TASK DATA
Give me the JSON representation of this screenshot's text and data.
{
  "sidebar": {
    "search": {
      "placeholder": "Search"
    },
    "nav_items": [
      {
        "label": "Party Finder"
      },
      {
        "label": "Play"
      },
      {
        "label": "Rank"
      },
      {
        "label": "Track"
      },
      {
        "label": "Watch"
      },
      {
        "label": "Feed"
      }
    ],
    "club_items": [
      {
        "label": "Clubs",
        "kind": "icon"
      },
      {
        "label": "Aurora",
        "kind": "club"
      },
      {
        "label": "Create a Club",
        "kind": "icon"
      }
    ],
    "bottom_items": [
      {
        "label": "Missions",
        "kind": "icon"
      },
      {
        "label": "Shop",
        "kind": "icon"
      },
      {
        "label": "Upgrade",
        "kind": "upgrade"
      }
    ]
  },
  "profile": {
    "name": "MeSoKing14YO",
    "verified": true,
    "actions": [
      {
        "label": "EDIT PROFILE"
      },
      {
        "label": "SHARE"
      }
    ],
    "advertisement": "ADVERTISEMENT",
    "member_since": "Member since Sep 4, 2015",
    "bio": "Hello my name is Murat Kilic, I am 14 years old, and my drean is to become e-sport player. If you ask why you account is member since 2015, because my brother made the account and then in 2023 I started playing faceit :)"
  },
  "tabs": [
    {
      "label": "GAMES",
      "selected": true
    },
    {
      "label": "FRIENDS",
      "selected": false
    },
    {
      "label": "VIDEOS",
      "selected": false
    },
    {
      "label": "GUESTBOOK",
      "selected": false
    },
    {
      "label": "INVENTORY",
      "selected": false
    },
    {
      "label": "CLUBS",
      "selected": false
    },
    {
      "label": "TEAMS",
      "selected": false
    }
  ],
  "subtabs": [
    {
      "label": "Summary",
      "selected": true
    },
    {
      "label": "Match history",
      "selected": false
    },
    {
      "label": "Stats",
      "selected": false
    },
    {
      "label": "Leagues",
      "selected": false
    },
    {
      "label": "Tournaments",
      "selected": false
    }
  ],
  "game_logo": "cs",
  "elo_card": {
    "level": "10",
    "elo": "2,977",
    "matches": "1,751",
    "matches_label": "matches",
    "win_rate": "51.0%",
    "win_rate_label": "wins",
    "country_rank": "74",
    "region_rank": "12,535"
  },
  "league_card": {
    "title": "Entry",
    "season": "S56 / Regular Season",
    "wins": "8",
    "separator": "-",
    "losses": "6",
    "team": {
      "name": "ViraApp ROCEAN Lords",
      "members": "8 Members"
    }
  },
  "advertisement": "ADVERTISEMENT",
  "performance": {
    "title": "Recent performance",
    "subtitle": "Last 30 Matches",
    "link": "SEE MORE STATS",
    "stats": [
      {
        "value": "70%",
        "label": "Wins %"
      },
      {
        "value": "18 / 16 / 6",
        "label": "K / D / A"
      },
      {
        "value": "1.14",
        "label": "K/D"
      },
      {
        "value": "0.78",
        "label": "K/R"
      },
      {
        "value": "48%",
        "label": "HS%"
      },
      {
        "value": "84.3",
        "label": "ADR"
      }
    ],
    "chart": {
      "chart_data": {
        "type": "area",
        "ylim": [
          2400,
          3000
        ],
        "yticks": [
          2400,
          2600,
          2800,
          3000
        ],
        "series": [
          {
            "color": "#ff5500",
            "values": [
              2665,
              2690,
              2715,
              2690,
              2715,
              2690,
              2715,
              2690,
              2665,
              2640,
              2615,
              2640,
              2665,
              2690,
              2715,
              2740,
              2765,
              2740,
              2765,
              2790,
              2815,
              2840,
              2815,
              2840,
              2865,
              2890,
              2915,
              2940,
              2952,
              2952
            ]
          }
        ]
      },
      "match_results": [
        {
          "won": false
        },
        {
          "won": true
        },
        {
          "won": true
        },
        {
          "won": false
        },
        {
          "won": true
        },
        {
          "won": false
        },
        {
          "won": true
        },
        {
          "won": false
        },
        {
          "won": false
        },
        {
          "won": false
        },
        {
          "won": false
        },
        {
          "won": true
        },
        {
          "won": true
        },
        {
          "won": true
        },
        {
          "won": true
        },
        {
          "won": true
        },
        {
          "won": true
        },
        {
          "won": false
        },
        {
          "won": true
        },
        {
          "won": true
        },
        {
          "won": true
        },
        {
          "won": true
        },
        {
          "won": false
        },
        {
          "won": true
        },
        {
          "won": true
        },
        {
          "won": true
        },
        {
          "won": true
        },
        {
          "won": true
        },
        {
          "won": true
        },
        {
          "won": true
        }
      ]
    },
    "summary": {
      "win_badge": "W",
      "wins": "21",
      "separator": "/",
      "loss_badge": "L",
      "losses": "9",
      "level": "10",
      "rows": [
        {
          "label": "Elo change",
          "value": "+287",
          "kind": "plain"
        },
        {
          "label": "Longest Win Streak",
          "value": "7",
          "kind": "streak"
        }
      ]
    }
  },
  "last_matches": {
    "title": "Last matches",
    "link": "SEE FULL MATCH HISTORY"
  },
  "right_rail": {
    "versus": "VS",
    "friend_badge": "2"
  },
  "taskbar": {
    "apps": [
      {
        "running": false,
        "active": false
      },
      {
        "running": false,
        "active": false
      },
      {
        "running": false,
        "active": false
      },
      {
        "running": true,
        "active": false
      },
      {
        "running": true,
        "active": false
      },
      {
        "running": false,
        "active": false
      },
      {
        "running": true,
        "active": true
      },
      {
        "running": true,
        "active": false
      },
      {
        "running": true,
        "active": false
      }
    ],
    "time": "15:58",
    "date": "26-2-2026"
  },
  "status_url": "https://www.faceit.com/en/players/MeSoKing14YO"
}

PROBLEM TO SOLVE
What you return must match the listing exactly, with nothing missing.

SOLUTION FOR THIS EXERCISE
Give me the JSON representation of this screenshot's text and data.
{
  "sidebar": {
    "search": {
      "placeholder": "Search"
    },
    "nav_items": [
      {
        "label": "Party Finder"
      },
      {
        "label": "Play"
      },
      {
        "label": "Rank"
      },
      {
        "label": "Track"
      },
      {
        "label": "Watch"
      },
      {
        "label": "Feed"
      }
    ],
    "club_items": [
      {
        "label": "Clubs",
        "kind": "icon"
      },
      {
        "label": "Aurora",
        "kind": "club"
      },
      {
        "label": "Create a Club",
        "kind": "icon"
      }
    ],
    "bottom_items": [
      {
        "label": "Missions",
        "kind": "icon"
      },
      {
        "label": "Shop",
        "kind": "icon"
      },
      {
        "label": "Upgrade",
        "kind": "upgrade"
      }
    ]
  },
  "profile": {
    "name": "MeSoKing14YO",
    "verified": true,
    "actions": [
      {
        "label": "EDIT PROFILE"
      },
      {
        "label": "SHARE"
      }
    ],
    "advertisement": "ADVERTISEMENT",
    "member_since": "Member since Sep 4, 2015",
    "bio": "Hello my name is Murat Kilic, I am 14 years old, and my drean is to become e-sport player. If you ask why you account is member since 2015, because my brother made the account and then in 2023 I started playing faceit :)"
  },
  "tabs": [
    {
      "label": "GAMES",
      "selected": true
    },
    {
      "label": "FRIENDS",
      "selected": false
    },
    {
      "label": "VIDEOS",
      "selected": false
    },
    {
      "label": "GUESTBOOK",
      "selected": false
    },
    {
      "label": "INVENTORY",
      "selected": false
    },
    {
      "label": "CLUBS",
      "selected": false
    },
    {
      "label": "TEAMS",
      "selected": false
    }
  ],
  "subtabs": [
    {
      "label": "Summary",
      "selected": true
    },
    {
      "label": "Match history",
      "selected": false
    },
    {
      "label": "Stats",
      "selected": false
    },
    {
      "label": "Leagues",
      "selected": false
    },
    {
      "label": "Tournaments",
      "selected": false
    }
  ],
  "game_logo": "cs",
  "elo_card": {
    "level": "10",
    "elo": "2,977",
    "matches": "1,751",
    "matches_label": "matches",
    "win_rate": "51.0%",
    "win_rate_label": "wins",
    "country_rank": "74",
    "region_rank": "12,535"
  },
  "league_card": {
    "title": "Entry",
    "season": "S56 / Regular Season",
    "wins": "8",
    "separator": "-",
    "losses": "6",
    "team": {
      "name": "ViraApp ROCEAN Lords",
      "members": "8 Members"
    }
  },
  "advertisement": "ADVERTISEMENT",
  "performance": {
    "title": "Recent performance",
    "subtitle": "Last 30 Matches",
    "link": "SEE MORE STATS",
    "stats": [
      {
        "value": "70%",
        "label": "Wins %"
      },
      {
        "value": "18 / 16 / 6",
        "label": "K / D / A"
      },
      {
        "value": "1.14",
        "label": "K/D"
      },
      {
        "value": "0.78",
        "label": "K/R"
      },
      {
        "value": "48%",
        "label": "HS%"
      },
      {
        "value": "84.3",
        "label": "ADR"
      }
    ],
    "chart": {
      "chart_data": {
        "type": "area",
        "ylim": [
          2400,
          3000
        ],
        "yticks": [
          2400,
          2600,
          2800,
          3000
        ],
        "series": [
          {
            "color": "#ff5500",
            "values": [
              2665,
              2690,
              2715,
              2690,
              2715,
              2690,
              2715,
              2690,
              2665,
              2640,
              2615,
              2640,
              2665,
              2690,
              2715,
              2740,
              2765,
              2740,
              2765,
              2790,
              2815,
              2840,
              2815,
              2840,
              2865,
              2890,
              2915,
              2940,
              2952,
              2952
            ]
          }
        ]
      },
      "match_results": [
        {
          "won": false
        },
        {
          "won": true
        },
        {
          "won": true
        },
        {
          "won": false
        },
        {
          "won": true
        },
        {
          "won": false
        },
        {
          "won": true
        },
        {
          "won": false
        },
        {
          "won": false
        },
        {
          "won": false
        },
        {
          "won": false
        },
        {
          "won": true
        },
        {
          "won": true
        },
        {
          "won": true
        },
        {
          "won": true
        },
        {
          "won": true
        },
        {
          "won": true
        },
        {
          "won": false
        },
        {
          "won": true
        },
        {
          "won": true
        },
        {
          "won": true
        },
        {
          "won": true
        },
        {
          "won": false
        },
        {
          "won": true
        },
        {
          "won": true
        },
        {
          "won": true
        },
        {
          "won": true
        },
        {
          "won": true
        },
        {
          "won": true
        },
        {
          "won": true
        }
      ]
    },
    "summary": {
      "win_badge": "W",
      "wins": "21",
      "separator": "/",
      "loss_badge": "L",
      "losses": "9",
      "level": "10",
      "rows": [
        {
          "label": "Elo change",
          "value": "+287",
          "kind": "plain"
        },
        {
          "label": "Longest Win Streak",
          "value": "7",
          "kind": "streak"
        }
      ]
    }
  },
  "last_matches": {
    "title": "Last matches",
    "link": "SEE FULL MATCH HISTORY"
  },
  "right_rail": {
    "versus": "VS",
    "friend_badge": "2"
  },
  "taskbar": {
    "apps": [
      {
        "running": false,
        "active": false
      },
      {
        "running": false,
        "active": false
      },
      {
        "running": false,
        "active": false
      },
      {
        "running": true,
        "active": false
      },
      {
        "running": true,
        "active": false
      },
      {
        "running": false,
        "active": false
      },
      {
        "running": true,
        "active": true
      },
      {
        "running": true,
        "active": false
      },
      {
        "running": true,
        "active": false
      }
    ],
    "time": "15:58",
    "date": "26-2-2026"
  },
  "status_url": "https://www.faceit.com/en/players/MeSoKing14YO"
}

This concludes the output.